About this exercise:
What is needed is a faithful copy of all the records.

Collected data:
*** Block opens ***

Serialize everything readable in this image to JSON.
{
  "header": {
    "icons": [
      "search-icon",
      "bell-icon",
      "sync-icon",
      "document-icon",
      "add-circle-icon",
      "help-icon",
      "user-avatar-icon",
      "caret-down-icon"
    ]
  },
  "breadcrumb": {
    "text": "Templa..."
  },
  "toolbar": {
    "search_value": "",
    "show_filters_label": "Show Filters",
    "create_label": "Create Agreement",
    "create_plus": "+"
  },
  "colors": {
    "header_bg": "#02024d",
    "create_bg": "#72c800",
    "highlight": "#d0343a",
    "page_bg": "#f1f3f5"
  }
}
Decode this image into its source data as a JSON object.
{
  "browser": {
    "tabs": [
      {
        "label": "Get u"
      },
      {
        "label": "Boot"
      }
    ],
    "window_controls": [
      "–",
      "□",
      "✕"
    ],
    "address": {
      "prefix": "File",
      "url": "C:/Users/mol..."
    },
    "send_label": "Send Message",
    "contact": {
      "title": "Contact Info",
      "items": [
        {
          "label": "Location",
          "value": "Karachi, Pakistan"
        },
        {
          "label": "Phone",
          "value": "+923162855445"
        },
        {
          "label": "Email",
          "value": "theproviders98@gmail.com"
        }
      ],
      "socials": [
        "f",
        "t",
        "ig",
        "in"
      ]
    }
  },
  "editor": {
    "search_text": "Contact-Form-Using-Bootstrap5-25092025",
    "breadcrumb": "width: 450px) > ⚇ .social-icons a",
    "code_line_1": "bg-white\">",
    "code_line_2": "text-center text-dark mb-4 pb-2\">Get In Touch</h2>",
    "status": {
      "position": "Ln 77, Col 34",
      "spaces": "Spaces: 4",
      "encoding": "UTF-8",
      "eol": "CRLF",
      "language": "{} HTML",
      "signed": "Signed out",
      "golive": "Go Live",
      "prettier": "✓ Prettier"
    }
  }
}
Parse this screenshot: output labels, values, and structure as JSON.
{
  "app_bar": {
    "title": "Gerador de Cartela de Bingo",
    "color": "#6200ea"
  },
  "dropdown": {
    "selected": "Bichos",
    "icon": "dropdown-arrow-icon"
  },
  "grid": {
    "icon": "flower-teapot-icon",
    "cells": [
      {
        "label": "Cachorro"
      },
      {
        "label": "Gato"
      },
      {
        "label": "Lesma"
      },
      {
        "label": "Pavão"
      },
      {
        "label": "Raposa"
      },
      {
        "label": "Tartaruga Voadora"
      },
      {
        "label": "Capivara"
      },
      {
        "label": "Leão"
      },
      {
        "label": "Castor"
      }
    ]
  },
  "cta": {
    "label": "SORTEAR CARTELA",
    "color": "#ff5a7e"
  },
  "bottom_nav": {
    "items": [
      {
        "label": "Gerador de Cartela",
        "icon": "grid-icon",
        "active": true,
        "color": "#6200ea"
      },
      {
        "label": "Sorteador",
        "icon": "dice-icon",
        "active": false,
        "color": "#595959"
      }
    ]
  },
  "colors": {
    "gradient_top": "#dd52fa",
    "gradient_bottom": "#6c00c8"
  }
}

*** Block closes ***

Answer section:
Serialize everything readable in this image to JSON.
{
  "header": {
    "icons": [
      "search-icon",
      "bell-icon",
      "sync-icon",
      "document-icon",
      "add-circle-icon",
      "help-icon",
      "user-avatar-icon",
      "caret-down-icon"
    ]
  },
  "breadcrumb": {
    "text": "Templa..."
  },
  "toolbar": {
    "search_value": "",
    "show_filters_label": "Show Filters",
    "create_label": "Create Agreement",
    "create_plus": "+"
  },
  "colors": {
    "header_bg": "#02024d",
    "create_bg": "#72c800",
    "highlight": "#d0343a",
    "page_bg": "#f1f3f5"
  }
}
Decode this image into its source data as a JSON object.
{
  "browser": {
    "tabs": [
      {
        "label": "Get u"
      },
      {
        "label": "Boot"
      }
    ],
    "window_controls": [
      "–",
      "□",
      "✕"
    ],
    "address": {
      "prefix": "File",
      "url": "C:/Users/mol..."
    },
    "send_label": "Send Message",
    "contact": {
      "title": "Contact Info",
      "items": [
        {
          "label": "Location",
          "value": "Karachi, Pakistan"
        },
        {
          "label": "Phone",
          "value": "+923162855445"
        },
        {
          "label": "Email",
          "value": "theproviders98@gmail.com"
        }
      ],
      "socials": [
        "f",
        "t",
        "ig",
        "in"
      ]
    }
  },
  "editor": {
    "search_text": "Contact-Form-Using-Bootstrap5-25092025",
    "breadcrumb": "width: 450px) > ⚇ .social-icons a",
    "code_line_1": "bg-white\">",
    "code_line_2": "text-center text-dark mb-4 pb-2\">Get In Touch</h2>",
    "status": {
      "position": "Ln 77, Col 34",
      "spaces": "Spaces: 4",
      "encoding": "UTF-8",
      "eol": "CRLF",
      "language": "{} HTML",
      "signed": "Signed out",
      "golive": "Go Live",
      "prettier": "✓ Prettier"
    }
  }
}
Parse this screenshot: output labels, values, and structure as JSON.
{
  "app_bar": {
    "title": "Gerador de Cartela de Bingo",
    "color": "#6200ea"
  },
  "dropdown": {
    "selected": "Bichos",
    "icon": "dropdown-arrow-icon"
  },
  "grid": {
    "icon": "flower-teapot-icon",
    "cells": [
      {
        "label": "Cachorro"
      },
      {
        "label": "Gato"
      },
      {
        "label": "Lesma"
      },
      {
        "label": "Pavão"
      },
      {
        "label": "Raposa"
      },
      {
        "label": "Tartaruga Voadora"
      },
      {
        "label": "Capivara"
      },
      {
        "label": "Leão"
      },
      {
        "label": "Castor"
      }
    ]
  },
  "cta": {
    "label": "SORTEAR CARTELA",
    "color": "#ff5a7e"
  },
  "bottom_nav": {
    "items": [
      {
        "label": "Gerador de Cartela",
        "icon": "grid-icon",
        "active": true,
        "color": "#6200ea"
      },
      {
        "label": "Sorteador",
        "icon": "dice-icon",
        "active": false,
        "color": "#595959"
      }
    ]
  },
  "colors": {
    "gradient_top": "#dd52fa",
    "gradient_bottom": "#6c00c8"
  }
}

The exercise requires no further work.